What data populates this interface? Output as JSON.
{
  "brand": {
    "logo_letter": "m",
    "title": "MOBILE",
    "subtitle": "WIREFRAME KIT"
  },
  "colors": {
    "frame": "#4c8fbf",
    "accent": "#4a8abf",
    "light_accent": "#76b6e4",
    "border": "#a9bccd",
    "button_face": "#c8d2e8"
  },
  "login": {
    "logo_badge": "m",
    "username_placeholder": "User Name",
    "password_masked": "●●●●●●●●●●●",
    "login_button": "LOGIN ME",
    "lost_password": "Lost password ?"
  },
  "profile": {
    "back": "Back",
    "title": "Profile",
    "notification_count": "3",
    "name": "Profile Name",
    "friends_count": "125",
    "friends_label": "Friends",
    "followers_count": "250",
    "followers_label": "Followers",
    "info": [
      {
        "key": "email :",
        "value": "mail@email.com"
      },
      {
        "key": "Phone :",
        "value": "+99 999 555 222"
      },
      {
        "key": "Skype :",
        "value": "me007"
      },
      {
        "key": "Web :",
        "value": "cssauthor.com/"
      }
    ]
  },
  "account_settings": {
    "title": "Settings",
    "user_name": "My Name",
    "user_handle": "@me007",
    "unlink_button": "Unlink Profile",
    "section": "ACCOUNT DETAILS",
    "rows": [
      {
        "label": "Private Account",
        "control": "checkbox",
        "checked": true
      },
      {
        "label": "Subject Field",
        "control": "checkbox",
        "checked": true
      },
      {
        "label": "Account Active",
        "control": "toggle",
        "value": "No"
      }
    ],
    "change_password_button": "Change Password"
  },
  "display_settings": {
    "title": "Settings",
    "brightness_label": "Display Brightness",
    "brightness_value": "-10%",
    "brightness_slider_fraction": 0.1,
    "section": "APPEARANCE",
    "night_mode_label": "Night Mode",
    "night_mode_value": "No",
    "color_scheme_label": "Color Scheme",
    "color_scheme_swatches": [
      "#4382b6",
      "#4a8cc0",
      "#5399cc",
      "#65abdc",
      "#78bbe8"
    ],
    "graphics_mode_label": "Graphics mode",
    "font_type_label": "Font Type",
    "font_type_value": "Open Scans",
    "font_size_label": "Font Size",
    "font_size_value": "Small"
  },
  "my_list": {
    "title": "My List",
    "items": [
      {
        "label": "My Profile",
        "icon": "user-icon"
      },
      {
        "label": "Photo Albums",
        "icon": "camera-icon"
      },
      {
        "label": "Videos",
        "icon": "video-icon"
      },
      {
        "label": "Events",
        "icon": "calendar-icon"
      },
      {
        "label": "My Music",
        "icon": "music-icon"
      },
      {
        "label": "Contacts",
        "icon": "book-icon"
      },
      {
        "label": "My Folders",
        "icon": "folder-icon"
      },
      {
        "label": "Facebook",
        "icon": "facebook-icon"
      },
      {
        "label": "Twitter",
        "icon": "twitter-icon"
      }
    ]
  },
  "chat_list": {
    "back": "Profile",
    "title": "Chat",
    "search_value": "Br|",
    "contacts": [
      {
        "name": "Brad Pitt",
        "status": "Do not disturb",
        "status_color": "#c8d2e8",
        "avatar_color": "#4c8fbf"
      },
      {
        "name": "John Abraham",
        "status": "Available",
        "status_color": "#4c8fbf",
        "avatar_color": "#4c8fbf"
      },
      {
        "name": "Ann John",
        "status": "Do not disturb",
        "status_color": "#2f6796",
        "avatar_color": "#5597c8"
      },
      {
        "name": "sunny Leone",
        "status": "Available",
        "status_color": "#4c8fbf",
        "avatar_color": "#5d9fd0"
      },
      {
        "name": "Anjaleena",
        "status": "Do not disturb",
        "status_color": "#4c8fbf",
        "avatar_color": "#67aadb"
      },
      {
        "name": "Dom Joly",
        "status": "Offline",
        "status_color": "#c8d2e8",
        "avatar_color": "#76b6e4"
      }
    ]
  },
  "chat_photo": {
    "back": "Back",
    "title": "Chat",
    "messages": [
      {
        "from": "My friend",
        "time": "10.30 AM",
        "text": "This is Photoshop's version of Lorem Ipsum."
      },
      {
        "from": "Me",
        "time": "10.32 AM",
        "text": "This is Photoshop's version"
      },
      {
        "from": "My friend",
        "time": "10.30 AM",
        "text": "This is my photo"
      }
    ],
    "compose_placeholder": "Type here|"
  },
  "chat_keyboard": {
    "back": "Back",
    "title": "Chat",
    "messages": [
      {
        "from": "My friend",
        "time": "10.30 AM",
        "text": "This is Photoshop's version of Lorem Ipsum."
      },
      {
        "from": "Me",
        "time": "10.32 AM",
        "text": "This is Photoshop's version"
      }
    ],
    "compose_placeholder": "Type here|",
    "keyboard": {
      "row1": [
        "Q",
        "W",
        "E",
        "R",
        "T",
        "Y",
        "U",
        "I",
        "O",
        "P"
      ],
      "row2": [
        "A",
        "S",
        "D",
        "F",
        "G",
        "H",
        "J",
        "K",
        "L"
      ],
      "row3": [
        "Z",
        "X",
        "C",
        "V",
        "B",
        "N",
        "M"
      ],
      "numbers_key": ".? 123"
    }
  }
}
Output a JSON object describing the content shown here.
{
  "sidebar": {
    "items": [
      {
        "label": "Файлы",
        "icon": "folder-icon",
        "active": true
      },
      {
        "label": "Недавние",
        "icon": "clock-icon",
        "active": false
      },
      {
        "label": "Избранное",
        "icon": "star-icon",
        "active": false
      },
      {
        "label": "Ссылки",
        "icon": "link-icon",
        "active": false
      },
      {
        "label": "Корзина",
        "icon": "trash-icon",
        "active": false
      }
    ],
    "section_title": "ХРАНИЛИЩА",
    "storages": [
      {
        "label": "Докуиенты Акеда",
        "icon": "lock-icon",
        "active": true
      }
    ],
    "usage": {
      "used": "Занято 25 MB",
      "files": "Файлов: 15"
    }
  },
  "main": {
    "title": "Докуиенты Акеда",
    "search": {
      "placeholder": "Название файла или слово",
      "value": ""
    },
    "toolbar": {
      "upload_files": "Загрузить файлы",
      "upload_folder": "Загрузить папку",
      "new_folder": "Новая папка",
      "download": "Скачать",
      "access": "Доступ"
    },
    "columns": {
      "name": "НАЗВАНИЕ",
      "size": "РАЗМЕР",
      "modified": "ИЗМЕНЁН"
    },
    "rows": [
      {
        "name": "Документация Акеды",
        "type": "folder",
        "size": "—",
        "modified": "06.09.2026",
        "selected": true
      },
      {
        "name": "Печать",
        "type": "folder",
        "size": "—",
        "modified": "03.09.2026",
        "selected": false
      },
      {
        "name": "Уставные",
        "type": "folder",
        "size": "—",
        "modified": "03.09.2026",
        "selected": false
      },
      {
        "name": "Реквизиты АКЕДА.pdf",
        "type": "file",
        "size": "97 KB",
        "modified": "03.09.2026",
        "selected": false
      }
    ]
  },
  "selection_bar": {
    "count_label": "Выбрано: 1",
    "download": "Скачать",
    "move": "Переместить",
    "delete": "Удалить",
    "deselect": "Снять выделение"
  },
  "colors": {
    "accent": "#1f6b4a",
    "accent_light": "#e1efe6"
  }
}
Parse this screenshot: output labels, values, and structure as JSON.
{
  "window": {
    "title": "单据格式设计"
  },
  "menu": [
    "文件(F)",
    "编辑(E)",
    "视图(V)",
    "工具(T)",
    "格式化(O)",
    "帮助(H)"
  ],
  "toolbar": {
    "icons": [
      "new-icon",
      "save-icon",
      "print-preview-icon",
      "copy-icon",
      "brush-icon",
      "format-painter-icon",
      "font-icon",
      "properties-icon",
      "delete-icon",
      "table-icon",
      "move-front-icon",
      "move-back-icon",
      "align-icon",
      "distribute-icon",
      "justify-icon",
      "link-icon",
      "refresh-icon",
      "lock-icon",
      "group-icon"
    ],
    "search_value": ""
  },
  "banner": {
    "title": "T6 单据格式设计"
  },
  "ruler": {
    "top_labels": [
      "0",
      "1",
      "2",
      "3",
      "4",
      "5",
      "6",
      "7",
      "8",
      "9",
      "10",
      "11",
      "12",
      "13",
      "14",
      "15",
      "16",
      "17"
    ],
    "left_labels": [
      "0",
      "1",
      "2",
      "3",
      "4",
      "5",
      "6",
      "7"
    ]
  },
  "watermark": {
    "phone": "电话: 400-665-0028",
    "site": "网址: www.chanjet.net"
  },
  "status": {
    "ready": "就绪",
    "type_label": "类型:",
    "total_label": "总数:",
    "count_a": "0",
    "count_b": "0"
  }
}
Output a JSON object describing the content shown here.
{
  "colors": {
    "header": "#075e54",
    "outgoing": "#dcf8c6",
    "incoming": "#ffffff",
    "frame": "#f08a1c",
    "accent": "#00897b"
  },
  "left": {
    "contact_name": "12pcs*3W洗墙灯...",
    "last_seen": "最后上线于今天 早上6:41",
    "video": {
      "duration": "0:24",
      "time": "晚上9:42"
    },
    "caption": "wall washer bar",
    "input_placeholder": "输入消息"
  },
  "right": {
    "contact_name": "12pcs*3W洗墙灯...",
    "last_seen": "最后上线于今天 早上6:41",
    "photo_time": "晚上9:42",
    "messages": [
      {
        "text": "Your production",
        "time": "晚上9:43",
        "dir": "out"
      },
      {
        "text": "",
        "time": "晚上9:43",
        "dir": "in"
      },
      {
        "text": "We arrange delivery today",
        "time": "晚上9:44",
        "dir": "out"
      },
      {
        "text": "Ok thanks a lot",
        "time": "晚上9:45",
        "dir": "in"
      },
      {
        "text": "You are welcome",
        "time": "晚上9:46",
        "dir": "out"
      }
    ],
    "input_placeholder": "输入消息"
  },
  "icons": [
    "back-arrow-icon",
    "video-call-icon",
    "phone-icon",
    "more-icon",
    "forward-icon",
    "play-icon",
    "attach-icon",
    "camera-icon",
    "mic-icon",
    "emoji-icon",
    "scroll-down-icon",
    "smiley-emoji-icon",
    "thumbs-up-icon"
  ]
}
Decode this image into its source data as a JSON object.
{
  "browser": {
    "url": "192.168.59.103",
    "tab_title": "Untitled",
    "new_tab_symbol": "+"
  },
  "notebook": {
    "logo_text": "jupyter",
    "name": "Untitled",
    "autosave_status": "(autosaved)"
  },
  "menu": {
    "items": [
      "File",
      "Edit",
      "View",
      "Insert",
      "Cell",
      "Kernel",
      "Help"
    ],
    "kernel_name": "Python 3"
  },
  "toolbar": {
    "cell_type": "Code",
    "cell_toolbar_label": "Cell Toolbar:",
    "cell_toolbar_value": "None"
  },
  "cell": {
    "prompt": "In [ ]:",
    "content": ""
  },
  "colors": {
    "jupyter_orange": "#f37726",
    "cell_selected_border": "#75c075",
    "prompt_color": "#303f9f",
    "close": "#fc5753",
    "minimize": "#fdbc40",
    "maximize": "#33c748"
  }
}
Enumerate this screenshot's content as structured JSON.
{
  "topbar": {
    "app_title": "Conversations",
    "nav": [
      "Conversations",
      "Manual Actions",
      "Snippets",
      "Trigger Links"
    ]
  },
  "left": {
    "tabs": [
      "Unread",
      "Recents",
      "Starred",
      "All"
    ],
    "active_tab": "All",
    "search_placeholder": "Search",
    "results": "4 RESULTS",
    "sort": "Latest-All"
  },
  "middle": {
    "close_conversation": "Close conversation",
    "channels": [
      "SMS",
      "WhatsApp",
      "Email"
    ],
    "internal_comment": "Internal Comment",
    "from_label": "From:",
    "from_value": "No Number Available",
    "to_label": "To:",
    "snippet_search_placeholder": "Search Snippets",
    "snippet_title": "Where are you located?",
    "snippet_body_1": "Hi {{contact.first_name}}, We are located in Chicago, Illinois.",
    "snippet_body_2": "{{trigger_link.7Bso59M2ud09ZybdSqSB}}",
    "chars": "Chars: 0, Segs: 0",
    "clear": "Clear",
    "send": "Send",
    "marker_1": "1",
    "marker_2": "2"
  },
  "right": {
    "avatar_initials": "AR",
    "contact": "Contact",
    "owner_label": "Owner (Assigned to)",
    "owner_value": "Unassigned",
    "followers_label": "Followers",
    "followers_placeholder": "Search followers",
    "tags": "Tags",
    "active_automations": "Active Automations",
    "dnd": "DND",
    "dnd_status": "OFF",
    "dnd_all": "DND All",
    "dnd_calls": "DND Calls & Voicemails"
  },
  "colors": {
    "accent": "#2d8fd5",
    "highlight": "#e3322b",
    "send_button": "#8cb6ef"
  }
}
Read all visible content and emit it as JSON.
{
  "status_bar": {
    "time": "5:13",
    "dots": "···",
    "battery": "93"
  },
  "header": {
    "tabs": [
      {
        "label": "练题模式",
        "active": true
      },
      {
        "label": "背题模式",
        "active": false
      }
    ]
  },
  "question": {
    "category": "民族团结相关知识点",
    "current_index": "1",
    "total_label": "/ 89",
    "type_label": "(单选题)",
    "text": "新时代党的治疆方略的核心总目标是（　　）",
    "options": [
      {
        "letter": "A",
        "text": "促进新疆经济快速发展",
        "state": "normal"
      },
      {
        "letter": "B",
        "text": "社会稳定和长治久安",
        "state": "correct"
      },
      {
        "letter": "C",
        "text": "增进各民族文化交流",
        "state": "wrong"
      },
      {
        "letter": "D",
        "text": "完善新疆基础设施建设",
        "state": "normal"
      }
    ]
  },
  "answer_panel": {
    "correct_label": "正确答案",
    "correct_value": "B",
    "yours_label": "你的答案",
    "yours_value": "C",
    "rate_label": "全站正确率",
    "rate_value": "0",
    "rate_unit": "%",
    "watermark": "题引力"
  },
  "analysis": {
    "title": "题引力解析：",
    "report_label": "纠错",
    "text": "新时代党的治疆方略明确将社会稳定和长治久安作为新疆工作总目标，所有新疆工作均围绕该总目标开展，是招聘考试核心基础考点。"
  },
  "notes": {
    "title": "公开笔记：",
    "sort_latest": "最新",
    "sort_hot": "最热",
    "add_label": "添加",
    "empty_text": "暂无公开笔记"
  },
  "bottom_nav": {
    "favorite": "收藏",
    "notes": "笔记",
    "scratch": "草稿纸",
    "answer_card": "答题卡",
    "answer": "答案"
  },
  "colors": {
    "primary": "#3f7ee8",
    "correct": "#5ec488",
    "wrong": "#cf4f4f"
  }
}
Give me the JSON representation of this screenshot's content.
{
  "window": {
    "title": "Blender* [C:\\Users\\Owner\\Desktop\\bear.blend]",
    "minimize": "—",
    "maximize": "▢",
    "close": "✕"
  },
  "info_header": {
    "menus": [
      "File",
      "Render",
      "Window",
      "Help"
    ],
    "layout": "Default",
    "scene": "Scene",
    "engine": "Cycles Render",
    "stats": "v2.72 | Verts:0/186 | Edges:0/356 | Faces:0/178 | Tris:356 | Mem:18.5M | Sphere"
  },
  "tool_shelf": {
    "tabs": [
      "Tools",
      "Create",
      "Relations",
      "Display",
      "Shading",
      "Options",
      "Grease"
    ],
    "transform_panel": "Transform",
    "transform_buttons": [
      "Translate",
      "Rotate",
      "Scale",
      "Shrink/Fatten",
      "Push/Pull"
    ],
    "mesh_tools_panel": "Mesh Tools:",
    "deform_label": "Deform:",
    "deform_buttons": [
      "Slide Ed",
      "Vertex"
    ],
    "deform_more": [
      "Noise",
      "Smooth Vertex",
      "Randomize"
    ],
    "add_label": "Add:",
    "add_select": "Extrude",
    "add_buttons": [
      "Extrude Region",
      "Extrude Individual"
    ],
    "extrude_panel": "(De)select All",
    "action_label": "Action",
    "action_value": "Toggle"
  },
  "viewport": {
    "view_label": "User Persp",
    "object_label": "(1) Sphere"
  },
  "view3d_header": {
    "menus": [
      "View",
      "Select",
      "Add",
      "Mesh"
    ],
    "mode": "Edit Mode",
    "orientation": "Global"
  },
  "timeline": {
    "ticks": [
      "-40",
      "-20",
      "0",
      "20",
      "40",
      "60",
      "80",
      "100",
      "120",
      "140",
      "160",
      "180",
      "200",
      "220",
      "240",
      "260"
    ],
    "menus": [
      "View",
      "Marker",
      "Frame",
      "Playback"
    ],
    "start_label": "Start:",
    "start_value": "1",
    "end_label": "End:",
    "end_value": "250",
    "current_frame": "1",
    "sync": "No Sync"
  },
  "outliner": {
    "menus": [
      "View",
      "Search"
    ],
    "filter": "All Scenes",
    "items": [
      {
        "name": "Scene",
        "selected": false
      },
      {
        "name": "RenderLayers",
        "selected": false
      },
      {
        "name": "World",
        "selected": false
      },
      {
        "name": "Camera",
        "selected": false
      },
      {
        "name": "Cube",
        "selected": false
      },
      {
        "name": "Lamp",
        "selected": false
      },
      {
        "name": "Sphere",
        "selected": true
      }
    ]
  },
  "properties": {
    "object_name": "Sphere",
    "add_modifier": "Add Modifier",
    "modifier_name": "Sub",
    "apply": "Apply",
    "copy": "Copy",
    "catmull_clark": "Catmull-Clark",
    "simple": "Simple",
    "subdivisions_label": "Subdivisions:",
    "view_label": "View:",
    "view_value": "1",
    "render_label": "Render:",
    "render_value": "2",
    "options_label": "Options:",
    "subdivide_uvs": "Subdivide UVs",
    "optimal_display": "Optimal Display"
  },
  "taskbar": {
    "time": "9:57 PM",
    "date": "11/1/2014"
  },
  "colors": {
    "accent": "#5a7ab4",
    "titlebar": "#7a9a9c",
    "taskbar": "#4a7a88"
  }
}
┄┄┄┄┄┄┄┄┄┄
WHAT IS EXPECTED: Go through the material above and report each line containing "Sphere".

OUTPUT FOR THIS EXERCISE:
    "stats": "v2.72 | Verts:0/186 | Edges:0/356 | Faces:0/178 | Tris:356 | Mem:18.5M | Sphere"
    "object_label": "(1) Sphere"
        "name": "Sphere",
    "object_name": "Sphere",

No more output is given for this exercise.